### PROBLEM TO SOLVE
Each line in the records that mentions the word "comments" needs to be listed.

### RECORDED INFORMATION
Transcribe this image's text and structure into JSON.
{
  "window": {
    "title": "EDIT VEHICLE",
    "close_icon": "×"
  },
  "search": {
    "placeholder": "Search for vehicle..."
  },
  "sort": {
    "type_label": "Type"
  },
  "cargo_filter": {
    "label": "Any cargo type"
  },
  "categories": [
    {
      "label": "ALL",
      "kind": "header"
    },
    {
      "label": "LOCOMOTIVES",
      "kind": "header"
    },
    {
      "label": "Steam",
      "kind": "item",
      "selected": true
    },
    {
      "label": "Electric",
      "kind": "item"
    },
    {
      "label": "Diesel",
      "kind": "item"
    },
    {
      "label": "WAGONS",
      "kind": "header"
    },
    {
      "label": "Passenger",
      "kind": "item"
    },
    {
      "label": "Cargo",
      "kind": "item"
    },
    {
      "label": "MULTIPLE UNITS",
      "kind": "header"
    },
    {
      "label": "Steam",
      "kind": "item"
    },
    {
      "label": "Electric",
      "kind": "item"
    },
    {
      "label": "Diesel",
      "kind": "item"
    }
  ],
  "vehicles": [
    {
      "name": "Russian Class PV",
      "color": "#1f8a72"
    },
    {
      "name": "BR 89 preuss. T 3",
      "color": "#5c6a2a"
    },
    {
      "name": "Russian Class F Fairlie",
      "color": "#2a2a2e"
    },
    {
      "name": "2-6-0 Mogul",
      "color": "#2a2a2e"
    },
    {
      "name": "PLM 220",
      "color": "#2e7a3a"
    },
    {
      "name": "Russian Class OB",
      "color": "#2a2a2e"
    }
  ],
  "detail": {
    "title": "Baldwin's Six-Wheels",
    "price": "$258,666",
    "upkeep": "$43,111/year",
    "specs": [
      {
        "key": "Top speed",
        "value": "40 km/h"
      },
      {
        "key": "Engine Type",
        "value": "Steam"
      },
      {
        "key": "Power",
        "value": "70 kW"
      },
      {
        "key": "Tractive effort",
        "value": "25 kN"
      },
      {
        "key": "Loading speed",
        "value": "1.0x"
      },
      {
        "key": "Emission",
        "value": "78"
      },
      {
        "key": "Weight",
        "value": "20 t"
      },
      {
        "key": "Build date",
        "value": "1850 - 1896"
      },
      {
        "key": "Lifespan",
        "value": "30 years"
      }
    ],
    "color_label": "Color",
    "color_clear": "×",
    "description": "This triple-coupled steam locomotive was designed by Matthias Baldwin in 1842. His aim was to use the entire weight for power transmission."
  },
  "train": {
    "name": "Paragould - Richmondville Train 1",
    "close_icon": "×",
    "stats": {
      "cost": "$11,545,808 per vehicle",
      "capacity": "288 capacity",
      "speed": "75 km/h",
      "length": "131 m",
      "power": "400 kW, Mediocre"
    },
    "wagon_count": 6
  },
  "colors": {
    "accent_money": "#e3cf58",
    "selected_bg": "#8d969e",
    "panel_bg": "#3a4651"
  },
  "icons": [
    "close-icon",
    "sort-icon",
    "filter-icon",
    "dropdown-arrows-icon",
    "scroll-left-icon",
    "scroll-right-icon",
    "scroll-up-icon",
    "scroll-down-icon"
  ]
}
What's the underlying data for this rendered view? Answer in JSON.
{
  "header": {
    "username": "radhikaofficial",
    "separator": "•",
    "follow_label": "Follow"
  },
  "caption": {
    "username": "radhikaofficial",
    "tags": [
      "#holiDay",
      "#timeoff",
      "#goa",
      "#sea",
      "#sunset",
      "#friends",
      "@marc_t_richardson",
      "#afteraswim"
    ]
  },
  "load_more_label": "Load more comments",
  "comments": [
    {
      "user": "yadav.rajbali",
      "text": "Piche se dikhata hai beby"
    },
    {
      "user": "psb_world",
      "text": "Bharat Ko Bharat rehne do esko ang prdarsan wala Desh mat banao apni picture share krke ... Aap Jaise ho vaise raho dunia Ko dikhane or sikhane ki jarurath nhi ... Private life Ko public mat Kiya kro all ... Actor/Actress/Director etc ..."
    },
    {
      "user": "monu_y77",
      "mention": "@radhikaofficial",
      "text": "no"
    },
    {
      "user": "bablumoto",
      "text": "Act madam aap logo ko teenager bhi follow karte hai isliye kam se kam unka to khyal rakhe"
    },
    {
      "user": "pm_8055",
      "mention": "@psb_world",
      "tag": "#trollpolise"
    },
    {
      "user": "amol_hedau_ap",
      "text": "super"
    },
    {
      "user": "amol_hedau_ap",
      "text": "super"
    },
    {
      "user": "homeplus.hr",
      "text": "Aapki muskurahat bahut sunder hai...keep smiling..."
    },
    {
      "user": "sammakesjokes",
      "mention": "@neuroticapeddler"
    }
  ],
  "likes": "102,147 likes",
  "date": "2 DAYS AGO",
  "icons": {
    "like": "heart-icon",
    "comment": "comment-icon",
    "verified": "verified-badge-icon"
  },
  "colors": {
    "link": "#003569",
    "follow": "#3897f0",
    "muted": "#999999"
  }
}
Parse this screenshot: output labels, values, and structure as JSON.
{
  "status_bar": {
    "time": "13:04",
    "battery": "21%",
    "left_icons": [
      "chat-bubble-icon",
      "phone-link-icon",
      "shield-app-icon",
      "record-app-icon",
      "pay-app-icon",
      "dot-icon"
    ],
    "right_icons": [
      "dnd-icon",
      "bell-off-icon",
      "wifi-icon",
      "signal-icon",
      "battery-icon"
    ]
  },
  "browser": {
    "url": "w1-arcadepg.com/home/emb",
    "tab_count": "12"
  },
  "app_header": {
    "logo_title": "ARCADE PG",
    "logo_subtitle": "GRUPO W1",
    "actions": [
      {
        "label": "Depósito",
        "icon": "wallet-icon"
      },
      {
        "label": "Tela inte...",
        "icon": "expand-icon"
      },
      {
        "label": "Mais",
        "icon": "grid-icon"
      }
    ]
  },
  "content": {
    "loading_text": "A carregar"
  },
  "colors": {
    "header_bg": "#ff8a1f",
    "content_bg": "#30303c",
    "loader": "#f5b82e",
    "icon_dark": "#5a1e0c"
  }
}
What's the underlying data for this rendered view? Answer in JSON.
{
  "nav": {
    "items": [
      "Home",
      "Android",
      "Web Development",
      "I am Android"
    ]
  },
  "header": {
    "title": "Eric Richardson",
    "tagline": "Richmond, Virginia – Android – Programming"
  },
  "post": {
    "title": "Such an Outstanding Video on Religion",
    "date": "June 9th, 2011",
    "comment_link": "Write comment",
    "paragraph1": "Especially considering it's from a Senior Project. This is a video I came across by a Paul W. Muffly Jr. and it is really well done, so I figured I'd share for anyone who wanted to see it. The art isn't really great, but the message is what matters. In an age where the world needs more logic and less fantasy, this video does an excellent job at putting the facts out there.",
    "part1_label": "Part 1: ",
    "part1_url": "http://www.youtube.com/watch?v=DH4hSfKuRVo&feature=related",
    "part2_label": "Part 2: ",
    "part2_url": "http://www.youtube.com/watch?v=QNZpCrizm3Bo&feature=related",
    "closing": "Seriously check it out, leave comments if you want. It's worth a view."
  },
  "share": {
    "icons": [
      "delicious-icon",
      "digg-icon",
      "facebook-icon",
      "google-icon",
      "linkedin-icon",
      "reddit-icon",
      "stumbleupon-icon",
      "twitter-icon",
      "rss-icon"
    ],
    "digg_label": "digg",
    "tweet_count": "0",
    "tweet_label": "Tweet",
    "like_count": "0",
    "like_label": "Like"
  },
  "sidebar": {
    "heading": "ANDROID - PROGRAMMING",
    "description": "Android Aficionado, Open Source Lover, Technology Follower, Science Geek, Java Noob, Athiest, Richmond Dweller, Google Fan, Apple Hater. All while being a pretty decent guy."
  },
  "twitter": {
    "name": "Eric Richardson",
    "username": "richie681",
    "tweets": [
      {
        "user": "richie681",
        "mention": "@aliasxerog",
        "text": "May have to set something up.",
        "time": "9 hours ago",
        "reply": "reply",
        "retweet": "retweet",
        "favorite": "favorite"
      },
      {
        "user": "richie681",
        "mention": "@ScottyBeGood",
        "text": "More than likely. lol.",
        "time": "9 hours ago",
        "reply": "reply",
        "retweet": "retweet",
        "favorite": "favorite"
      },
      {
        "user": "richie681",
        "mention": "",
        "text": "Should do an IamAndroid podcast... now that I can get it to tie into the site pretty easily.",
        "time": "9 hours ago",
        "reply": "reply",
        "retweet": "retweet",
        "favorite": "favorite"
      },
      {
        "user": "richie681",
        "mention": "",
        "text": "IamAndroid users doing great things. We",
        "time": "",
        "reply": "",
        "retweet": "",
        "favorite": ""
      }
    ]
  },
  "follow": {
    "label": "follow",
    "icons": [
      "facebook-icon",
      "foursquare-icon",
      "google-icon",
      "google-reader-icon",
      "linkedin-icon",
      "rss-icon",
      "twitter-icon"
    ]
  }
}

### OUTPUT OF THE EXERCISE
  "load_more_label": "Load more comments",
  "comments": [
    "closing": "Seriously check it out, leave comments if you want. It's worth a view."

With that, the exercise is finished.